The debate continues to rage around how many new homes we should be building each year in England. The Government recently published a proposed method to calculate housing need which sets the annual figure at 266,000. Conversely, other market commentators have suggested, based on historic household formation patterns, that true need could be much lower.
The wild variance comes from a misunderstanding of the relationship between past household formation, housing supply and future housing need. Household projections, the starting point for calculating need, project forward growth trends based on the previous five years. They are consequently informed by previous rates of household formation.
The main challenge with this is that household formation does not happen in a vacuum. New households can only form if there are homes for them to move into. Ed Conway suggested in an article in The Times recently that government projections are overstating need for new homes at 260,000 per year as household growth has only averaged 152,000 a year since 2008. However, the household growth figures directly reflect the rate of delivery of new homes, which has averaged 152,700 over the same period.
The impact of the shortfall in delivery is most clearly seen through looking at household size. Nationally, household sizes have been decreasing – down from 2.91 people per household in 1971 to 2.35 in 2011.
However, a different trend emerges if the national picture is broken down into areas of different housing affordability. In the locations with the highest house price to earnings ratio, which are the least affordable housing markets, and the areas where there is the greatest demand for new homes, average household size increased from 2.38 in 2001 to 2.44 in 2011. Household size in this part of the market has followed a different trend to the rest of country, where household size remained steady or fell. This suggests that there has been suppressed household formation as a consequence of years of insufficient housebuilding and an unaffordable housing market.
The chart shows a return to trend with household size falling even in the least affordable areas. However, this should be treated with caution. There is only accurate data up to 2011, the last census. From 2012-14 the data uses estimates and beyond that only projections. It is questionable whether household sizes could reduce as quickly as projected without increased housebuilding to tackle the affordability pressures in these locations.

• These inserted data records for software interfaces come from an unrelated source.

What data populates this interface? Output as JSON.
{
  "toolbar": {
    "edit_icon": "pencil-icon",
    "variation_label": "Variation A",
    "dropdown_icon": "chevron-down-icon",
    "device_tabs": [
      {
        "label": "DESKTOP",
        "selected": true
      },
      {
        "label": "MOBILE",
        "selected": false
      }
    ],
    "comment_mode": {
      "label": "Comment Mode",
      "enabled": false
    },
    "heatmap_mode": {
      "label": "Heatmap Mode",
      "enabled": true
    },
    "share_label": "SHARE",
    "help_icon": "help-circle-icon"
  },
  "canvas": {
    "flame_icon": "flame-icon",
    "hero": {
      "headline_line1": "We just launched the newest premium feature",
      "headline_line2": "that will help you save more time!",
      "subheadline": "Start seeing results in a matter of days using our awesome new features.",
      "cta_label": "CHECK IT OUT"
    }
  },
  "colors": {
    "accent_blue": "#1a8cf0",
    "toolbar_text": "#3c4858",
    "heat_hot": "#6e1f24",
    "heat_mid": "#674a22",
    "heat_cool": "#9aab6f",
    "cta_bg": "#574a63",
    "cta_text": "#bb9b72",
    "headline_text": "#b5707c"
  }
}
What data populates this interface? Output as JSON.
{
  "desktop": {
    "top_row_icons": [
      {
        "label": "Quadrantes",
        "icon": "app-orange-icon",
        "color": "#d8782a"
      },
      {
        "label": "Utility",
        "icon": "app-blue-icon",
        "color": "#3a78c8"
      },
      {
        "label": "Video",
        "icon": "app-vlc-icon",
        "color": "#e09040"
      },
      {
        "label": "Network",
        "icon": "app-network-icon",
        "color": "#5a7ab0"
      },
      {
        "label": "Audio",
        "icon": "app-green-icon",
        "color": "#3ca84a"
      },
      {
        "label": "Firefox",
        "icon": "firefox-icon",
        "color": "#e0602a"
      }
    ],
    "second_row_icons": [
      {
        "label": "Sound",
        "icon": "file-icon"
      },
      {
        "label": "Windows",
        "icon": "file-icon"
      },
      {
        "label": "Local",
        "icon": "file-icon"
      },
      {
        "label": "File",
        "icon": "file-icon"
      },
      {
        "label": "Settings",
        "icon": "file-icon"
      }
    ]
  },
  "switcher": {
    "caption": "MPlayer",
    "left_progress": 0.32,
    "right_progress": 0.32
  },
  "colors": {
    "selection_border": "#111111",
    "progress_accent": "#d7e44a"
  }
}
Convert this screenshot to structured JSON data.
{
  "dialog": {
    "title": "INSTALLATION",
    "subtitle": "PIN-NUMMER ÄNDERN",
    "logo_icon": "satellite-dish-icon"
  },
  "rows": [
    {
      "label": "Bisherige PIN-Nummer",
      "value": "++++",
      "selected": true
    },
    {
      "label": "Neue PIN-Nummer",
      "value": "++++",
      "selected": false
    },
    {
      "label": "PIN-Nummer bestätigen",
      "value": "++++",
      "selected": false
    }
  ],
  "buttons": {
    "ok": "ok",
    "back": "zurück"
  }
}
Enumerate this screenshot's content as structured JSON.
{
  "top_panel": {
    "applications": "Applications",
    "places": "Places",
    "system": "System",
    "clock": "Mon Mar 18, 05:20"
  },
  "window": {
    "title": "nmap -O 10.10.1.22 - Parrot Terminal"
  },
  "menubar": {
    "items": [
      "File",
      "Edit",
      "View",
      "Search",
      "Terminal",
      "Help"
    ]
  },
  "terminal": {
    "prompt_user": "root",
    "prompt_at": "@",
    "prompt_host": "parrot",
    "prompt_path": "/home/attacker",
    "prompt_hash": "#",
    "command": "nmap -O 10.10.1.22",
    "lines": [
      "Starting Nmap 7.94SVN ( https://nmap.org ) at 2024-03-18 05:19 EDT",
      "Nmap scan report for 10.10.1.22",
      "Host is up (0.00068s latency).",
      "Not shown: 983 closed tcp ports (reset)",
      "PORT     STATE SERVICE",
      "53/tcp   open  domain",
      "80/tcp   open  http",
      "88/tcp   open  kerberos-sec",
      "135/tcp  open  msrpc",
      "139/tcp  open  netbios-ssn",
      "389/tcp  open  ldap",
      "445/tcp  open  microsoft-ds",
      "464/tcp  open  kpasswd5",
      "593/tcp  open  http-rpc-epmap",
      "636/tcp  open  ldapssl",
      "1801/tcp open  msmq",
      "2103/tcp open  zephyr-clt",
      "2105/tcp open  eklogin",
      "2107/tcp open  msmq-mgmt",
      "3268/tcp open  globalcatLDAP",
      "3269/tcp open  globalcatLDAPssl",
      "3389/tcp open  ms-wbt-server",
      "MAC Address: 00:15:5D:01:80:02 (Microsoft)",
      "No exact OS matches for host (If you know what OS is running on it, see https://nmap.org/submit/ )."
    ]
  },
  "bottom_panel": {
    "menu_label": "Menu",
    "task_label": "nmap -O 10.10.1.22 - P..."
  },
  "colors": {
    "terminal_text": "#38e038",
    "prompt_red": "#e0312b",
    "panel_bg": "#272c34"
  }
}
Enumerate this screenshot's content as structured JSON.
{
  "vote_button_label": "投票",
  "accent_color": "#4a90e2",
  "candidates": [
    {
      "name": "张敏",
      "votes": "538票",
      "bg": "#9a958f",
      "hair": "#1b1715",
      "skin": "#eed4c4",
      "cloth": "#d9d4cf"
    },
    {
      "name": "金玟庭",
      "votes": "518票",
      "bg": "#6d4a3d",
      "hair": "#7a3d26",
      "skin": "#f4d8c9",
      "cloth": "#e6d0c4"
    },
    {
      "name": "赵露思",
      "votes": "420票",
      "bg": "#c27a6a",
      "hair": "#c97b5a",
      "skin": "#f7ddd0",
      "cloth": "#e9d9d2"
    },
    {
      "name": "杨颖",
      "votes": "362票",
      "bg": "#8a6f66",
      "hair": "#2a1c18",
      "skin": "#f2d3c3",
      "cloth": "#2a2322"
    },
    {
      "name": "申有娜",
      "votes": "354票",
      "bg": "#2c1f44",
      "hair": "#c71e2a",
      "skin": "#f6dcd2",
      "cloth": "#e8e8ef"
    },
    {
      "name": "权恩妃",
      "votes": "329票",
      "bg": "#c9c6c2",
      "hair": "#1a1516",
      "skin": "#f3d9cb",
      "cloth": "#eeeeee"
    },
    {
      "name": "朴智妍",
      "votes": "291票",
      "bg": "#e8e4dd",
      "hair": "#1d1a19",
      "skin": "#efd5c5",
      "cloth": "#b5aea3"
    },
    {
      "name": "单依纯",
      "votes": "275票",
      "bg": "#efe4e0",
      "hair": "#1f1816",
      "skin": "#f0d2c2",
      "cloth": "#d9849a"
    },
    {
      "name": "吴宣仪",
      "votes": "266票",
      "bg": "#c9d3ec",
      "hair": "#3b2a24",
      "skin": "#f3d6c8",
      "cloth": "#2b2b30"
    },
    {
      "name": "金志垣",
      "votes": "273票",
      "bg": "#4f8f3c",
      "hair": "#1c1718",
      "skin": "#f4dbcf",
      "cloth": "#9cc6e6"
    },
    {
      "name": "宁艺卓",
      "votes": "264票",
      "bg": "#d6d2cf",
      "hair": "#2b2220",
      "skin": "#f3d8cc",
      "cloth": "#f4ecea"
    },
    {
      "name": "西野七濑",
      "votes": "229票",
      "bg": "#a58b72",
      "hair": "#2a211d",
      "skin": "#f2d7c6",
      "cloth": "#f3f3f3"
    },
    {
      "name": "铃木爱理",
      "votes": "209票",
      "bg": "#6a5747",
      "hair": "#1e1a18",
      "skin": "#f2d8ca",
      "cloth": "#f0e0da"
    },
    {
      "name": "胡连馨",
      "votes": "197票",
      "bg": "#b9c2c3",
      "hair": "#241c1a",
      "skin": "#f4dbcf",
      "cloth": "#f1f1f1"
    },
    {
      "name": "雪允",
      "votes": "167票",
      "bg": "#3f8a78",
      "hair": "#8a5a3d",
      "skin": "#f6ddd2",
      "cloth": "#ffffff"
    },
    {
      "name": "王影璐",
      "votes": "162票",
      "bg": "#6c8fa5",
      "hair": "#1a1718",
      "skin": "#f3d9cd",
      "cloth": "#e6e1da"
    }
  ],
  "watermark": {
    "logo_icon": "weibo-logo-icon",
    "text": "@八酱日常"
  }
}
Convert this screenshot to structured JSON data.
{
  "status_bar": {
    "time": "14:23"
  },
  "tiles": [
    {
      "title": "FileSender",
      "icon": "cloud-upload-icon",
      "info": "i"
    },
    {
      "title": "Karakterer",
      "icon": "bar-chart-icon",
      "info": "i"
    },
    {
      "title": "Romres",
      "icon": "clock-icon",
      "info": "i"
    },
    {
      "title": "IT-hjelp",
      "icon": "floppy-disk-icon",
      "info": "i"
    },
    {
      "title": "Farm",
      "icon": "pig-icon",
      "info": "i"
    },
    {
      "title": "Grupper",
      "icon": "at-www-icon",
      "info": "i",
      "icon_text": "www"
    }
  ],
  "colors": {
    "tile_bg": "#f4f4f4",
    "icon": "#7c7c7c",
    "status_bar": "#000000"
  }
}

This demonstrates the dangers of relying too heavily on past rates of household formation to inform how many homes will be needed in the future. If there are no adjustments to take account of historic low delivery suppressing household formation, we will continue to plan for the under delivery of new homes, exacerbating the problem.